Hands shaking, fidgeting, shortness of breath, hating the spotlight, and a keen desire to flee.
That’s how public speaking feels to most people. Whether you are a successful, confident person or an amateur, fear of public speaking is the most common fear, affecting about 75% of the people. Did you know there’s even a word for it- Glossophobia.
Now that you are aware of the fact you are not alone in this fear, it’s time to ponder upon why does this debilitating anxiety come into being in the first place.
Let’s go back to the moment the fear starts taking root.
For the unlucky ones, it starts way before they are supposed to present. Overthinking months in advance and worrying to the point of making yourself sick. While for others, it’s as soon as they step foot on stage. No matter how prepared you are, how confident you were on the topic being presented, just as you put a step down on the platform and the mic turns to you, your brain goes blank. It somehow kicks into the fight, flight, or freeze mode. Perhaps it’s an instinctive reaction our brains remember from pre-historic times. A time when hundreds of eyes on us meant danger and in a way they still do. The difference probably is, in the past, it meant physical/ mortal danger and now it means mental/ emotional danger. The danger of being judged and rejected harshly by the audience.
If you too live with the anxiety of public speaking, here are some strategies to help you center yourself.
More than getting up to give a speech in front of a group of people making you sweat, it’s the idea of speaking in front of unknown people. Why is it easier to present our thoughts in front of family and friends but when it comes to an audience, we seem to lose all confidence? Perhaps it’s because we don’t know the motivations of these people.
“Why are they listening to me?”
“What will they get out of it?”

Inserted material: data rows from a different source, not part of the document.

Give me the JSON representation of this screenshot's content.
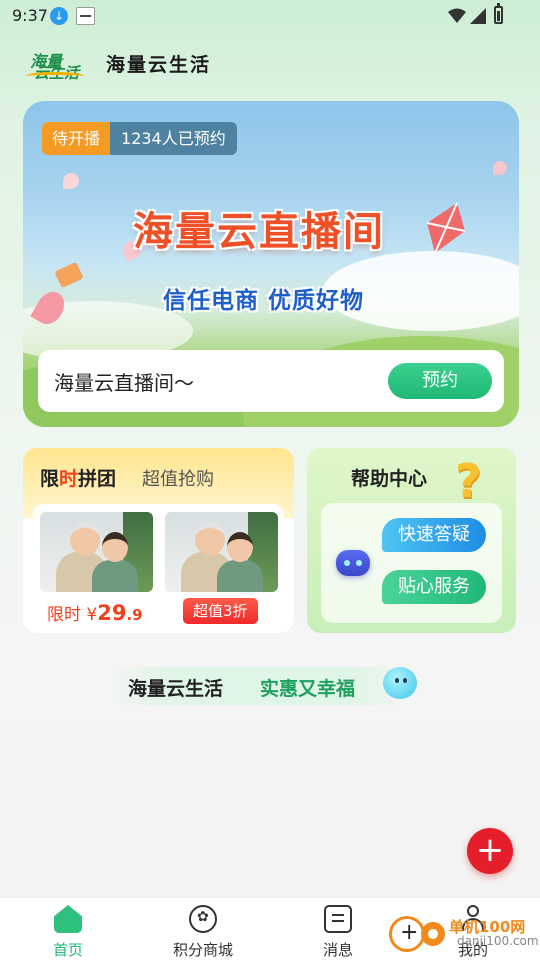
{
  "status_bar": {
    "time": "9:37",
    "icons": [
      "download-icon",
      "notification-icon",
      "wifi-icon",
      "signal-icon",
      "battery-icon"
    ]
  },
  "header": {
    "logo_line1": "海量",
    "logo_line2": "云生活",
    "brand_name": "海量云生活"
  },
  "live": {
    "status": "待开播",
    "reservations": "1234人已预约",
    "title": "海量云直播间",
    "slogan": "信任电商  优质好物",
    "room_name": "海量云直播间～",
    "reserve_label": "预约"
  },
  "group_buy": {
    "title_prefix": "限",
    "title_highlight": "时",
    "title_suffix": "拼团",
    "subtitle": "超值抢购",
    "price_label": "限时 ¥",
    "price_int": "29",
    "price_dec": ".9",
    "tag": "超值3折"
  },
  "help": {
    "title": "帮助中心",
    "question_mark": "?",
    "quick_answer": "快速答疑",
    "care_service": "贴心服务"
  },
  "slogan": {
    "name": "海量云生活",
    "tagline": "实惠又幸福"
  },
  "fab": {
    "label": "+"
  },
  "nav": {
    "items": [
      {
        "label": "首页",
        "icon": "home-icon",
        "active": true
      },
      {
        "label": "积分商城",
        "icon": "points-icon",
        "active": false
      },
      {
        "label": "消息",
        "icon": "message-icon",
        "active": false
      },
      {
        "label": "我的",
        "icon": "profile-icon",
        "active": false
      }
    ]
  },
  "watermark": {
    "text": "单机100网",
    "url": "danji100.com"
  },
  "colors": {
    "accent_green": "#1fb874",
    "accent_red": "#e41e2b",
    "title_orange": "#ef5028",
    "slogan_blue": "#1f5fc9"
  }
}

You don’t know them and we as humans are biologically programmed to be scared of the unknown.
To overcome this first fear, get to know your audience. The mistake we make is giving all our focus to the topic and completely disconnecting from the audience. Alas, the unknown stays unknown and becomes a source of anxiety. Do the opposite and before you start, research everything from who’s going to be in the room to what do they expect out of this session. Based on the information you find, start preparing accordingly. This is how you will directly speak to the audience and that connection will bolster confidence.
It’s a given. To push you out of your shell and make you stand up on that stage, you need to be armed with something you are deeply passionate about. That topic will be your greatest motivator in times you feel like fleeing. When you feel deeply about a particular topic, the willingness to share it with others comes automatically. It had an impact on you and now you want to impact others in the same. The script in such cases holds little value. There is little pressure to remember every word because you will be speaking from the heart. It is also what will deepen the connection between you and the audience, making your words travel and transform into feelings.
Imagine it for yourself, would you rather listen to someone who seems to be reading out of a script in a monotone or someone whose expressions and tone seem to make the spoken words feel alive. You have your answer, right?
The audience gets engaged only when you are invested, and once the audience is sucked in, their eager body language and energy will surround the room, boosting up your speech.
It may sound surprising to some people, but dressing up as your best is one surefire way to feel confident. After all, confidence starts with appearance.
On the day of your speech, dress up in clothes you feel comfortable but professional in. Our clothes are the first thing people notice when we walk into a room. They are the basis of judgment on who we are and what we believe in. When we feel comfortable, it transfers in our body language. We walk confidently, which is a major factor in lessening anxiety.
In this way, clothes are the first piece of armor that fortify cool-headedness and present self-assurance.
A lot of thoughts once we are on stage are-
“Should I use my hands while speaking?”
“Do my facial expressions show my nervousness?”
And so on. We are extremely conscious of every little movement we make during the speech or presentation. This puts the focus right back on ourselves and severs that connection with the audience. Anxiety? It’s right back in your head.
To combat this self-consciousness, practice giving the speech in front of a mirror. I guarantee it’s going to be very weird at first, looking at your face, trying to avoid eye contact. But that is the point of this exercise. It’s to get comfortable with your own self. See for yourself how you speak, what expressions you make, are your gestures too overwhelming and what do you need to do to tone them down.
With enough practice, you’ll step on stage with a gentle demeanor and woo the audience.
Public speaking is a fantastic skill everyone should master. Not only for those whose career demands it but also for an average person. If only to be comfortable to present your ideas to anyone whether in a personal or professional capacity. It’s a skill that won’t ever go unnoticed.
Acknowledge that it’s okay to feel dizzy or nauseous before speaking. It does not make you a bad speaker, nor will it stop you from fluently delivering your message. Your fear only has power over you till you give it that power. Practice and the right tools will make you shine on stage.
Whether you are a successful, confident person or an amateur, fear of public speaking is the most common fear, affecting about 75% of the people. There’s even a word for it- Glossophobia. Some people overthink about giving a speech well over months in advance to the point of making themselves sick, while for the others the anxiety starts as soon as they step on stage. The mind going blank, sweating, heart palpitations and nausea are common symptoms of stage fright. But with enough practice and the right tools, you can not only present confidently but also woo the audience.